Content starts
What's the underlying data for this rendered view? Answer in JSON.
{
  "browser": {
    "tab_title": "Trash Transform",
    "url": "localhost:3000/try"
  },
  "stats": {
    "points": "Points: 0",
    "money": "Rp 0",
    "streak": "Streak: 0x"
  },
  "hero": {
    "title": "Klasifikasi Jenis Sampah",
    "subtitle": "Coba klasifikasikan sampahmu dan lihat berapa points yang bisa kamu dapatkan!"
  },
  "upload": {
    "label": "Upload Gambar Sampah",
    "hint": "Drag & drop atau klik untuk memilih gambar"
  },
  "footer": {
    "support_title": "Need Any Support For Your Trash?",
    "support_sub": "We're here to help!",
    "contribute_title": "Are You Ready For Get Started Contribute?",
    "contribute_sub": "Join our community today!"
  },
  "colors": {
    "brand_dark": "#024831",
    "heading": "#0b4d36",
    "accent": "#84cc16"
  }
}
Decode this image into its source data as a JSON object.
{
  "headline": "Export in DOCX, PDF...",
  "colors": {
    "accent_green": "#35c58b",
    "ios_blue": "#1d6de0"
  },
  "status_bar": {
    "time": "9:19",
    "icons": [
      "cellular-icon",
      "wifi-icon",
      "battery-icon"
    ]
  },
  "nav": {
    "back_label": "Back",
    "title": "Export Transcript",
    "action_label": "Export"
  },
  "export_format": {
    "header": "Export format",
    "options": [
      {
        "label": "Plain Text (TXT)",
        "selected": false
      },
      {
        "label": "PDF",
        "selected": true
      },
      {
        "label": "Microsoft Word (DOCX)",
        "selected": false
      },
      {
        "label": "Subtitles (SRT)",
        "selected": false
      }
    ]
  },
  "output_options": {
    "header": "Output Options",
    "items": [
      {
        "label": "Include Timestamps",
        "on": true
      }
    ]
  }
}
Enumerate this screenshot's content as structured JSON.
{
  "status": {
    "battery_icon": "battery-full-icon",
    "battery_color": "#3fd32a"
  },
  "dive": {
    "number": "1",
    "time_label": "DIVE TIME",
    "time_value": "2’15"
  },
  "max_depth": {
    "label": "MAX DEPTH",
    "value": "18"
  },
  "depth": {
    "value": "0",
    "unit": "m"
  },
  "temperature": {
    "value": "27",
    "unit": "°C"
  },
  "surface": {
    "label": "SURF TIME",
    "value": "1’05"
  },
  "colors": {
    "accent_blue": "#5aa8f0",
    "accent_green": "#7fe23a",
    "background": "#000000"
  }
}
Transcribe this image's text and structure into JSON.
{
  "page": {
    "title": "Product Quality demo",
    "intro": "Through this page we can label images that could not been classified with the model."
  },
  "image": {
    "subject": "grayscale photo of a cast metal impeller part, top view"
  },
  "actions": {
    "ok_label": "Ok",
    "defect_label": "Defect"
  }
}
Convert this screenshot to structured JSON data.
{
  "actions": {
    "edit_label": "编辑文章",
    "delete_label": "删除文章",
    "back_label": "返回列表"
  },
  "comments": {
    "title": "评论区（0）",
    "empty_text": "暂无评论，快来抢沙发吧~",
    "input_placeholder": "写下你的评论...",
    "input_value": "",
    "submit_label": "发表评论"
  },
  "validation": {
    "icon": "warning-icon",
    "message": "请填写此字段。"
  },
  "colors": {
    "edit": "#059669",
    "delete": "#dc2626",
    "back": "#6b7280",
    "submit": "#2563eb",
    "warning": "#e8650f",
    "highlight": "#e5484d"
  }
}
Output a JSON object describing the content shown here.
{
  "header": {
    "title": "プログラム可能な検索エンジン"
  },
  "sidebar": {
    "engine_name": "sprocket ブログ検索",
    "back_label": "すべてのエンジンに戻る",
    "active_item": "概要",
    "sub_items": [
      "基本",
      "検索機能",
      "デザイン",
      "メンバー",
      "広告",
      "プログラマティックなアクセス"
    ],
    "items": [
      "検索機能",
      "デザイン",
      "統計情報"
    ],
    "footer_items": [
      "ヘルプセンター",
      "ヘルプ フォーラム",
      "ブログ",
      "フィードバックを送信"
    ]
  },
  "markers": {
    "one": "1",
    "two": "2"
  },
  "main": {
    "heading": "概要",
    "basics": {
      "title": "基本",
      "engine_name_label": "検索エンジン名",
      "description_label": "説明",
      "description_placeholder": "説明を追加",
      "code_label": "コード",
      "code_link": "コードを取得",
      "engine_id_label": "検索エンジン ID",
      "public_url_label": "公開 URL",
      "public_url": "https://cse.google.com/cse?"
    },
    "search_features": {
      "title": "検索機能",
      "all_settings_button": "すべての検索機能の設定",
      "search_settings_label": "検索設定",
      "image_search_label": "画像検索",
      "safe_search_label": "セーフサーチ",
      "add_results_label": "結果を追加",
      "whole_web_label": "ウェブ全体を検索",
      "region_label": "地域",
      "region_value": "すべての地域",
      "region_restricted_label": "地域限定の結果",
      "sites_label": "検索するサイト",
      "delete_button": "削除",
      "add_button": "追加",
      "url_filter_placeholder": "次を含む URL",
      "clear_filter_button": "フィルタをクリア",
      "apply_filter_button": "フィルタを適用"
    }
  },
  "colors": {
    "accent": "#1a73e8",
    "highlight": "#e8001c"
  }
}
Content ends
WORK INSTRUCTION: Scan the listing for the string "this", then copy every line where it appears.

WRITTEN SOLUTION:
What's the underlying data for this rendered view? Answer in JSON.
Decode this image into its source data as a JSON object.
Enumerate this screenshot's content as structured JSON.
Transcribe this image's text and structure into JSON.
    "intro": "Through this page we can label images that could not been classified with the model."
Convert this screenshot to structured JSON data.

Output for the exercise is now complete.